Isn’t this one of the reasons we read mainstream comics over indie titles? We like the heroes we know. I talk to the guys who run the comic shop I frequent a lot (shout out to Randyland Gaming). One thing that has struck me is how many longtime comic-reading customers the store has who perpetually complain about the A-List titles they purchase and then proceed to continue to purchase that title.
Though I am willing to own up to my own tendencies to stick to what I know and love, I will say that it’s not inherently a creatively healthy idea. Because, well, new heroes mean that risks are being taken and creativity is thriving. It means new types of characters are coming out and there is more variety in our comics.
I suppose the final point of this long-winded and self-important argument about the semantics of how we perceive our comic books is to embrace change. Try new characters. They are out there if you look for them. Many of them are really cool. Sticking to what we know breeds creative and intellectual stagnation. If you do want to stick to your same characters, be honest with yourself. It doesn’t make you bad person. It just means you know what you like. However, if you choose to do this, don’t complain that there aren’t enough new characters being created, because this also means you’re not looking for them.

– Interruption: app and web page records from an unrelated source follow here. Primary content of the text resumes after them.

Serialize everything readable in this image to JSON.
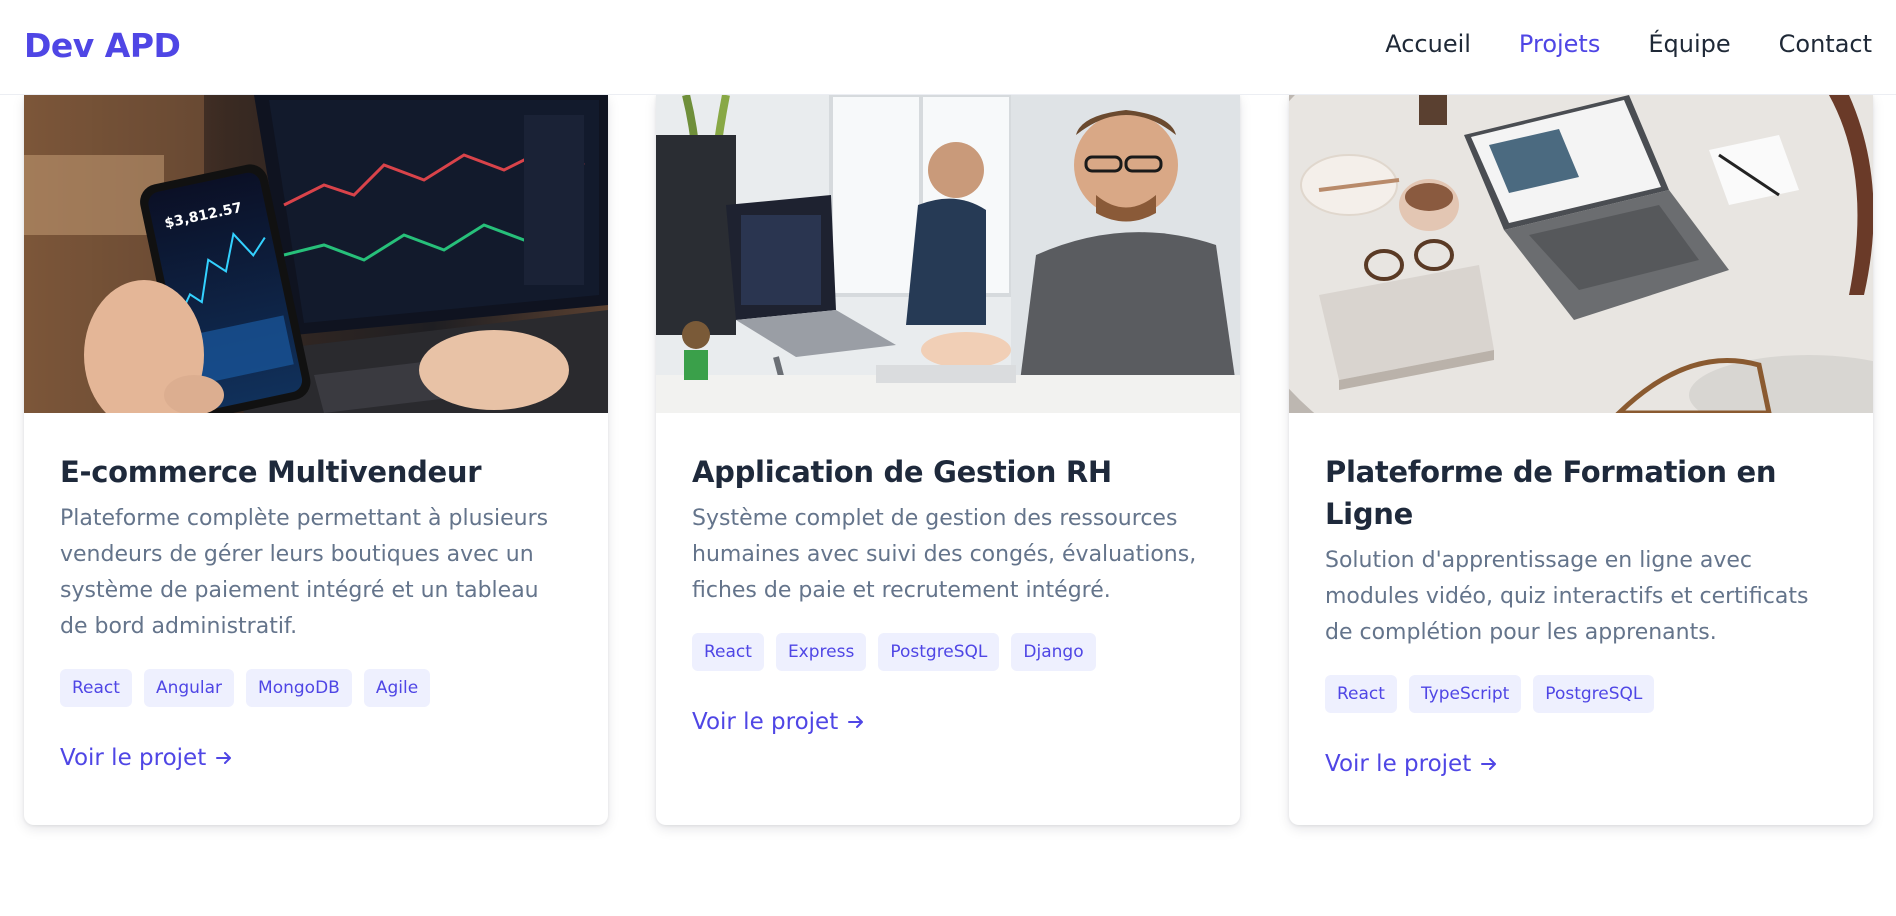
{
  "navbar": {
    "logo": "Dev APD",
    "links": [
      {
        "label": "Accueil"
      },
      {
        "label": "Projets"
      },
      {
        "label": "Équipe"
      },
      {
        "label": "Contact"
      }
    ],
    "active": "Projets"
  },
  "projects": [
    {
      "title": "E-commerce Multivendeur",
      "description": "Plateforme complète permettant à plusieurs vendeurs de gérer leurs boutiques avec un système de paiement intégré et un tableau de bord administratif.",
      "tags": [
        "React",
        "Angular",
        "MongoDB",
        "Agile"
      ],
      "link_label": "Voir le projet",
      "image": "phone-trading-app-over-laptop-photo"
    },
    {
      "title": "Application de Gestion RH",
      "description": "Système complet de gestion des ressources humaines avec suivi des congés, évaluations, fiches de paie et recrutement intégré.",
      "tags": [
        "React",
        "Express",
        "PostgreSQL",
        "Django"
      ],
      "link_label": "Voir le projet",
      "image": "developers-working-at-desks-photo"
    },
    {
      "title": "Plateforme de Formation en Ligne",
      "description": "Solution d'apprentissage en ligne avec modules vidéo, quiz interactifs et certificats de complétion pour les apprenants.",
      "tags": [
        "React",
        "TypeScript",
        "PostgreSQL"
      ],
      "link_label": "Voir le projet",
      "image": "laptop-on-marble-table-photo"
    }
  ],
  "colors": {
    "brand": "#4f46e5",
    "heading": "#1e293b",
    "body_text": "#64748b",
    "tag_bg": "#eef0fe"
  }
}
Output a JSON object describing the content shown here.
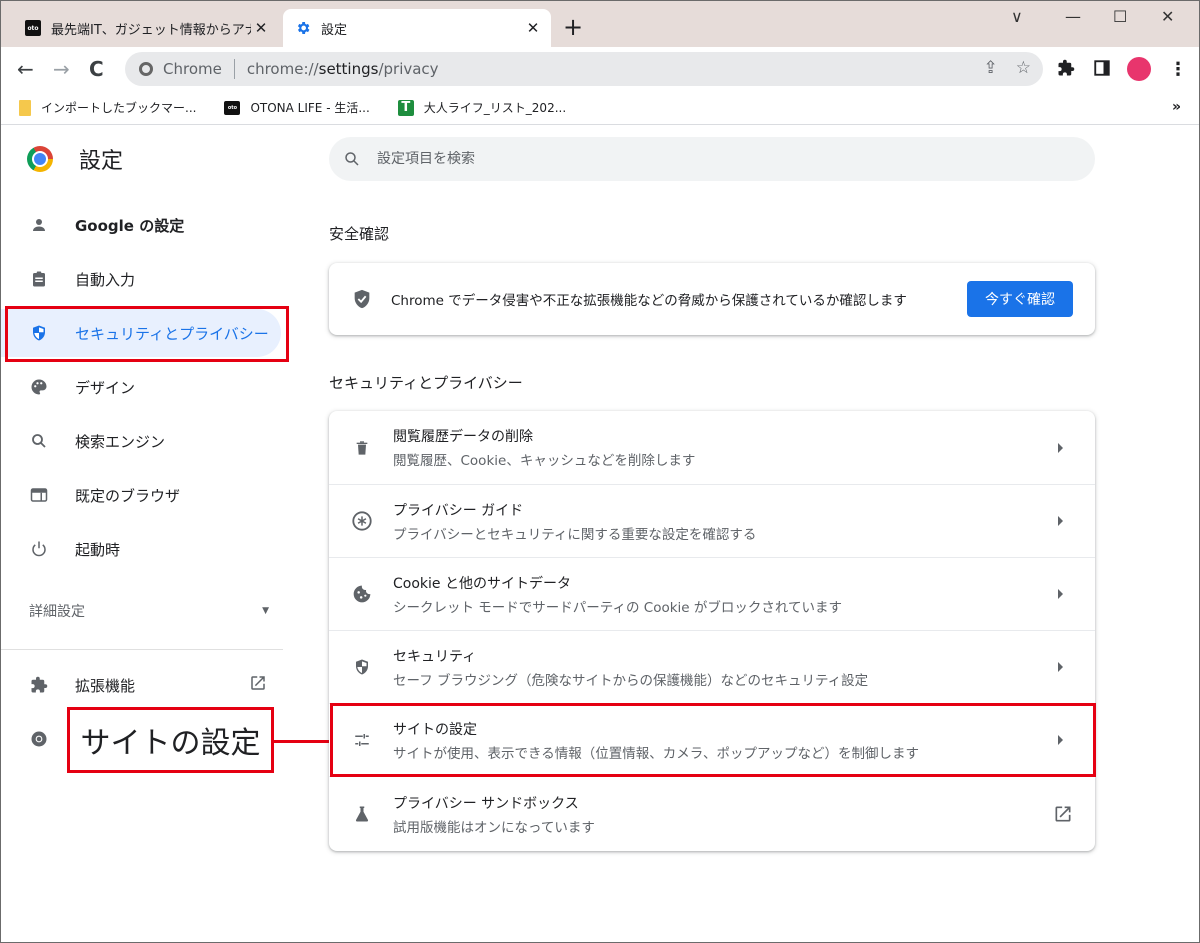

As an addendum to the question: “what is a new hero?” I would also like to point out the abundance of character retooling and reframing that has happened in recent years. Thunderbolt Ross as Red Hulk, Flash Thompson as Agent Venom/Venom: Space Knight, Jane Foster as Thor, Sam Wilson as Captain America, Bucky Barnes as the Winter Soldier and Captain America, Gwen Stacy as Spider-Gwen/Spider Woman, and Jason Todd as the Red Hood. There are a lot of new versions of older characters out there. The ones I’ve listed here are all really cool and interesting to read about. I personally count them as new characters in their own way. It creates an interesting character arc for these heroes, and it allows us to think of old ideas in new ways. I guess the point of this little add-on is that, the creative stagnation that people think is plaguing Marvel and DC isn’t remotely as pervasive as many people like to think.
Anyway, that’s that. These are my thoughts on the subject of “new heroes.” They are out there. Give them a chance if you can.
I’m sorry I’ve been a little slow on the reviews this past week. Honestly, I just didn’t read anything that seemed like it needed a review. Ultimates and Power Man and Iron Fist are still awesome. Aquaman, Green Lanterns, and Doctor Strange are still really solid reads. Flash and Green Arrow are turning out to be pretty mediocre. So I guess that’s a quick and dirty rundown on some of my recent reads.
Regardless, I promise to have more reviews up soon.
Until next time, keep reading comics!
*Cover is variant from New Warriors #2 by Jorge Molina